King Abdallah is well aware of the risk that contrasts might start among the pretenders to the throne, so in 2006 he constituted the so-called Council of Faithfulness (to the King) with 35 members appointed by the King (among whom sit the members of the royal court, jurists and Ulemas) that would be responsible, if need arise, for appointing the King's successor. Yet in principle, the King is still the only person that can appoint the next King. Will it be enough to avoid clashes? We do not know because this Council has never been used this far, not even for the appointment of the various hereditary Princes (Sultan and Nayef).

There are no unique regulations to designate the one who will replace Abdallah. In the past, power could be passed on depending on age and capacities among the brothers. The basic law of 1992 only says that the power should be handed down to the sons of the founder and then to the sons of the sons, etc. No more and no less.

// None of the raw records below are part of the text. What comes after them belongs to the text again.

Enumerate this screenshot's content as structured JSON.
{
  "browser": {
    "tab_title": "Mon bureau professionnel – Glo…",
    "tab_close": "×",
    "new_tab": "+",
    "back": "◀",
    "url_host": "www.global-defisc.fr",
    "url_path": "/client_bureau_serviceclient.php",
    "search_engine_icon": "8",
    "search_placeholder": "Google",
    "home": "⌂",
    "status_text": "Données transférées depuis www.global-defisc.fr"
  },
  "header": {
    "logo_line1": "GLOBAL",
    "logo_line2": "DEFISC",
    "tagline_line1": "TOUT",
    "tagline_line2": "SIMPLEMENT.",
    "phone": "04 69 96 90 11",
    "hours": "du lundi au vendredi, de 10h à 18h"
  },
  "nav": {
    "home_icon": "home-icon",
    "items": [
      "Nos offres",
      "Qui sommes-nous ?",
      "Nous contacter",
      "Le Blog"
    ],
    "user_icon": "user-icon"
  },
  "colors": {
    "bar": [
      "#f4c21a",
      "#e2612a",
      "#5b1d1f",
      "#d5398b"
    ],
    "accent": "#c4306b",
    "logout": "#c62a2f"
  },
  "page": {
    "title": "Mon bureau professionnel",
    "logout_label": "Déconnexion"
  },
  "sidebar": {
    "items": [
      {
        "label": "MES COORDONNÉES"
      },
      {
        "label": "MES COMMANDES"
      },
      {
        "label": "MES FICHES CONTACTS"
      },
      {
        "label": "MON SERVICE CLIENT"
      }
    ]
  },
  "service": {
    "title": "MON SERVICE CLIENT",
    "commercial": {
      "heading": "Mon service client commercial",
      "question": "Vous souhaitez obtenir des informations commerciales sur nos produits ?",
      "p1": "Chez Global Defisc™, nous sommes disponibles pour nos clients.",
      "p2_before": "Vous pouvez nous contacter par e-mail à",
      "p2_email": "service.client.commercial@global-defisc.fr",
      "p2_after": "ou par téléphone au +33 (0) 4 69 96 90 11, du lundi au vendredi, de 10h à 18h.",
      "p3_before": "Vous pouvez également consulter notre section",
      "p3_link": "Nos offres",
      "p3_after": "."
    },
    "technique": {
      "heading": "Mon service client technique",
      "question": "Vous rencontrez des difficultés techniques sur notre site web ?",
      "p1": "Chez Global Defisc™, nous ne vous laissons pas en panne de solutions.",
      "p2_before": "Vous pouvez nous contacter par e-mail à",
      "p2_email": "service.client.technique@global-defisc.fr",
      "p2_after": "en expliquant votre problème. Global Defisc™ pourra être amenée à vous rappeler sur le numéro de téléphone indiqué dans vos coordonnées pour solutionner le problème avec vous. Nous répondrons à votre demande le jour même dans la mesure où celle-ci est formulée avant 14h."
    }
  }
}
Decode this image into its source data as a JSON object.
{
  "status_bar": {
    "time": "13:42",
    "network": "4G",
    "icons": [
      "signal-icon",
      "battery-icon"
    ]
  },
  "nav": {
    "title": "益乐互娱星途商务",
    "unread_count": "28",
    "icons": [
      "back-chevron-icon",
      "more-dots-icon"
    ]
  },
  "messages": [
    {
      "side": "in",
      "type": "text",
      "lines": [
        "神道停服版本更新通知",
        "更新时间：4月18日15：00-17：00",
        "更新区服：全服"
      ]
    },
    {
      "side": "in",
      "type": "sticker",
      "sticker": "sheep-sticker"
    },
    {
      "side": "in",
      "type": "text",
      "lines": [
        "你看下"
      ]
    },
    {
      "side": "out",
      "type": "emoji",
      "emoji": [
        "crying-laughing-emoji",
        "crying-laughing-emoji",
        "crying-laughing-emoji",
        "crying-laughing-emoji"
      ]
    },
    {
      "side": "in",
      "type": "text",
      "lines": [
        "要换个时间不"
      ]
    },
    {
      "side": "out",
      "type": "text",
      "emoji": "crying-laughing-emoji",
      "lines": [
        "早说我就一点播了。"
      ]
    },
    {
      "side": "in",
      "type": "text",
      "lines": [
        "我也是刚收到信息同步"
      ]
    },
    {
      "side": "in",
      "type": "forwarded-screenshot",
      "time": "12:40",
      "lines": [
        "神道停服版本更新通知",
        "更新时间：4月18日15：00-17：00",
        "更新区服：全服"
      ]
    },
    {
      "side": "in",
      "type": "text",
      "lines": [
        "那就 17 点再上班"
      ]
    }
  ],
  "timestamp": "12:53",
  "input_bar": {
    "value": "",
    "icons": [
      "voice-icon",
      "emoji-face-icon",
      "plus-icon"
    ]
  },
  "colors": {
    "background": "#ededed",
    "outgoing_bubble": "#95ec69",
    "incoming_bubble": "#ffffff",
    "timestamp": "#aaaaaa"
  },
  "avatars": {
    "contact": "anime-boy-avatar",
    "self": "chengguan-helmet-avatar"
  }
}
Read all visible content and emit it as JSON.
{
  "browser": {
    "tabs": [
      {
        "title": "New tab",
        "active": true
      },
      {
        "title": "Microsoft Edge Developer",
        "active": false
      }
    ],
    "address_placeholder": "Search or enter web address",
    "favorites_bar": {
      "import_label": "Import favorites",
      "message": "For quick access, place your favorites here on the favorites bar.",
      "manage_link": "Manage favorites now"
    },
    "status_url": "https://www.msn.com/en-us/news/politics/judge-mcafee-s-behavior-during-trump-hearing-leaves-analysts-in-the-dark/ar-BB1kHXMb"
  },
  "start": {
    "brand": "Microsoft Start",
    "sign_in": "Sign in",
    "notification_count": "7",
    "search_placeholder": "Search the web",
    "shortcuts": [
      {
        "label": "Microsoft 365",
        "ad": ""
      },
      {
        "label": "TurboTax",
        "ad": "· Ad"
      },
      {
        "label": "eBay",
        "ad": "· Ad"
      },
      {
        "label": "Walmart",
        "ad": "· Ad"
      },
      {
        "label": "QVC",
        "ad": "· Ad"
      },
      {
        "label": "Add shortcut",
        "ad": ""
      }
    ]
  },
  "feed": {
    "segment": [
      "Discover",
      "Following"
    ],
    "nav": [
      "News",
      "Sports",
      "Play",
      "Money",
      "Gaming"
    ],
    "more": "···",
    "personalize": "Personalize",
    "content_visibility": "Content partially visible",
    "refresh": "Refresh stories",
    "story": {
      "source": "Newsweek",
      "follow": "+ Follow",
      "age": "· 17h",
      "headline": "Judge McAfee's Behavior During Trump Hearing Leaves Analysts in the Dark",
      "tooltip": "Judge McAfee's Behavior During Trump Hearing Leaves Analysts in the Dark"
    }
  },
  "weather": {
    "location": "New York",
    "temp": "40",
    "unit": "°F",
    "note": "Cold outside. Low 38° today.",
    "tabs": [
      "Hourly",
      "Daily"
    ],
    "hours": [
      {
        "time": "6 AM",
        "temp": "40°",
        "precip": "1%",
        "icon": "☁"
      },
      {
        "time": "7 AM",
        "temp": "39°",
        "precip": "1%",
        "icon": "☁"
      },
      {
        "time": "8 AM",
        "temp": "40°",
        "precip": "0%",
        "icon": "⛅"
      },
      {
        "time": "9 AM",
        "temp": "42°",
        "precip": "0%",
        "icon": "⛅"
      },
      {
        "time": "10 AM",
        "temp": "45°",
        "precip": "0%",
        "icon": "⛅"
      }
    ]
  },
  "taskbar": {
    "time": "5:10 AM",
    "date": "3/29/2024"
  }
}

This makes it so that every succession becomes a traumatic even in the power struggle within the royal court.

The second problem is that a new generation of Saudi's could take power. A generation more open to the outside world, one that has studied and lived abroad. Men and women who know the world of internet and facebook. This would inevitably lead to a reform of Saudi society that is still frozen by the religious fanaticism of the Wahabite creed. There are strong impulses to free the country from these social bonds, even among the members of the royal court. Then there are, on the opposite front within the royal court, those that support religious orthodoxy. The succession will be a fight between reformers and conservatives (the hereditary Prince Salman is one of the latter).

Saudi society has already asked for change, regardless of who will sit in King Abdallah's throne. There have been protests and demands for more liberty. The issue has been faced - quite timidly - by the present King as well (he made slight changes in the role and functions allowed to women members of society). Yet like all other subversions of a society that is archaic, anachronistic and closed in its religious dogma, it is not possible to predict the effects of new social parameters in the Saudi context.

It is here that the second pillar of power, the religious hierarchy, comes into play. Every liberalization of society implies automatically a regression in the power of the clergy. The Wahabites have always had two different souls: one more moderate and the other more orthodox. The latter has often been in contrast with the royal court and has undergone, depending on the circumstances, its repression. The role of the clergy has been that of conditioning the royal court.

The clergy has been legitimated in this by the fact that the Sharia, the Islamic law, is the basis for Saudi law and that Wahabism is its faithful interpreter. It is among the radical wings of Wahabism that a good part of the present Islamic terrorism has proliferated (it is not a hazard that Osama Bin Laden was a Saudi). It could be hypothesized that a liberalization of society could be coupled with a decline in the power of the clergy, a condition that could hinder the stability of the reign.

Another factor is the absence of democracy in Saudi Arabia, a country without a constitution (implicitly, it would be the Koran). There are no political parties, there are no political oppositions (and those that emerge are systematically repressed). The conditioning power of the public opinion does not exist, there is no liberty of thought, if not that of obeying a royal court and an orthodox clergy. How long can this last in a world where the globalization of ideas has no more territorial bounds?

Up to today, the so-called Arab Spring did not affect the Saudi reign, but it could. Up to today, the three pillars of power have survived the impact with the changing world. In Saudi Arabia, novelties run very slowly, yet they still run.